══ Data extracts ══
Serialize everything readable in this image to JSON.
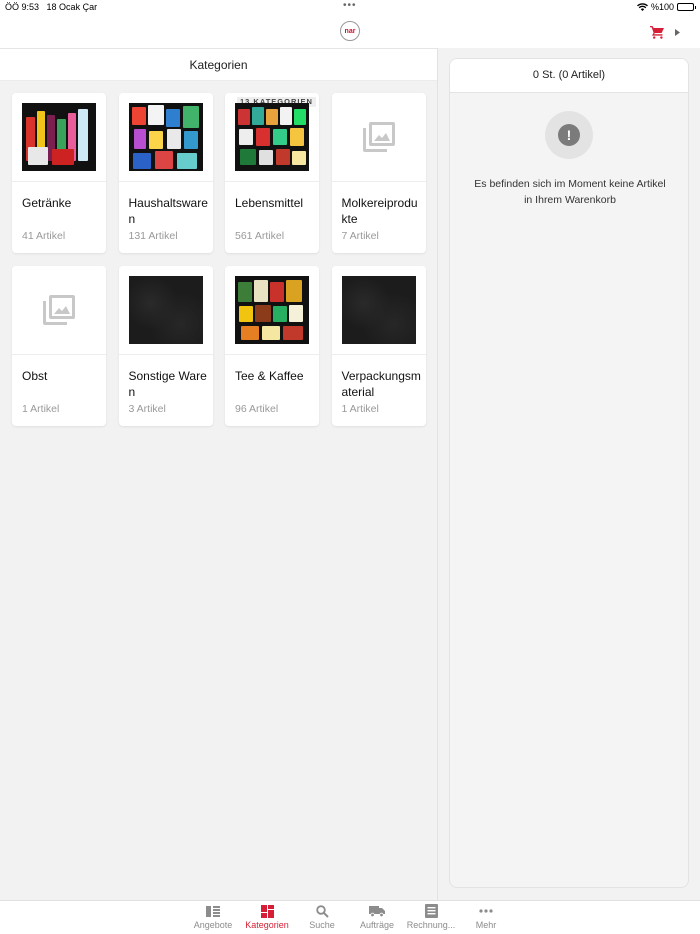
{
  "status_bar": {
    "time": "ÖÖ 9:53",
    "date": "18 Ocak Çar",
    "battery": "%100",
    "battery_level": 1.0,
    "multitask_dots": "•••"
  },
  "navbar": {
    "logo_text": "nar",
    "cart_icon": "shopping-cart-icon",
    "chevron_icon": "chevron-right-icon"
  },
  "categories_header": "Kategorien",
  "categories": [
    {
      "name": "Getränke",
      "count": "41 Artikel",
      "image": "drinks",
      "badge": ""
    },
    {
      "name": "Haushaltswaren",
      "count": "131 Artikel",
      "image": "household",
      "badge": ""
    },
    {
      "name": "Lebensmittel",
      "count": "561 Artikel",
      "image": "groceries",
      "badge": "13 KATEGORIEN"
    },
    {
      "name": "Molkereiprodukte",
      "count": "7 Artikel",
      "image": "placeholder",
      "badge": ""
    },
    {
      "name": "Obst",
      "count": "1 Artikel",
      "image": "placeholder",
      "badge": ""
    },
    {
      "name": "Sonstige Waren",
      "count": "3 Artikel",
      "image": "dark",
      "badge": ""
    },
    {
      "name": "Tee & Kaffee",
      "count": "96 Artikel",
      "image": "tea",
      "badge": ""
    },
    {
      "name": "Verpackungsmaterial",
      "count": "1 Artikel",
      "image": "dark",
      "badge": ""
    }
  ],
  "cart": {
    "header": "0 St. (0 Artikel)",
    "empty_message": "Es befinden sich im Moment keine Artikel in Ihrem Warenkorb",
    "empty_icon_glyph": "!"
  },
  "tabs": [
    {
      "label": "Angebote",
      "icon": "offers-icon",
      "active": false
    },
    {
      "label": "Kategorien",
      "icon": "categories-icon",
      "active": true
    },
    {
      "label": "Suche",
      "icon": "search-icon",
      "active": false
    },
    {
      "label": "Aufträge",
      "icon": "truck-icon",
      "active": false
    },
    {
      "label": "Rechnung...",
      "icon": "invoice-icon",
      "active": false
    },
    {
      "label": "Mehr",
      "icon": "more-icon",
      "active": false
    }
  ],
  "colors": {
    "accent": "#d61f36",
    "inactive": "#8c8c8c"
  }
}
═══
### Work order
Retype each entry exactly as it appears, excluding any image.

### Solution to this problem
Serialize everything readable in this image to JSON.
{
  "status_bar": {
    "time": "ÖÖ 9:53",
    "date": "18 Ocak Çar",
    "battery": "%100",
    "battery_level": 1.0,
    "multitask_dots": "•••"
  },
  "navbar": {
    "logo_text": "nar",
    "cart_icon": "shopping-cart-icon",
    "chevron_icon": "chevron-right-icon"
  },
  "categories_header": "Kategorien",
  "categories": [
    {
      "name": "Getränke",
      "count": "41 Artikel",
      "image": "drinks",
      "badge": ""
    },
    {
      "name": "Haushaltswaren",
      "count": "131 Artikel",
      "image": "household",
      "badge": ""
    },
    {
      "name": "Lebensmittel",
      "count": "561 Artikel",
      "image": "groceries",
      "badge": "13 KATEGORIEN"
    },
    {
      "name": "Molkereiprodukte",
      "count": "7 Artikel",
      "image": "placeholder",
      "badge": ""
    },
    {
      "name": "Obst",
      "count": "1 Artikel",
      "image": "placeholder",
      "badge": ""
    },
    {
      "name": "Sonstige Waren",
      "count": "3 Artikel",
      "image": "dark",
      "badge": ""
    },
    {
      "name": "Tee & Kaffee",
      "count": "96 Artikel",
      "image": "tea",
      "badge": ""
    },
    {
      "name": "Verpackungsmaterial",
      "count": "1 Artikel",
      "image": "dark",
      "badge": ""
    }
  ],
  "cart": {
    "header": "0 St. (0 Artikel)",
    "empty_message": "Es befinden sich im Moment keine Artikel in Ihrem Warenkorb",
    "empty_icon_glyph": "!"
  },
  "tabs": [
    {
      "label": "Angebote",
      "icon": "offers-icon",
      "active": false
    },
    {
      "label": "Kategorien",
      "icon": "categories-icon",
      "active": true
    },
    {
      "label": "Suche",
      "icon": "search-icon",
      "active": false
    },
    {
      "label": "Aufträge",
      "icon": "truck-icon",
      "active": false
    },
    {
      "label": "Rechnung...",
      "icon": "invoice-icon",
      "active": false
    },
    {
      "label": "Mehr",
      "icon": "more-icon",
      "active": false
    }
  ],
  "colors": {
    "accent": "#d61f36",
    "inactive": "#8c8c8c"
  }
}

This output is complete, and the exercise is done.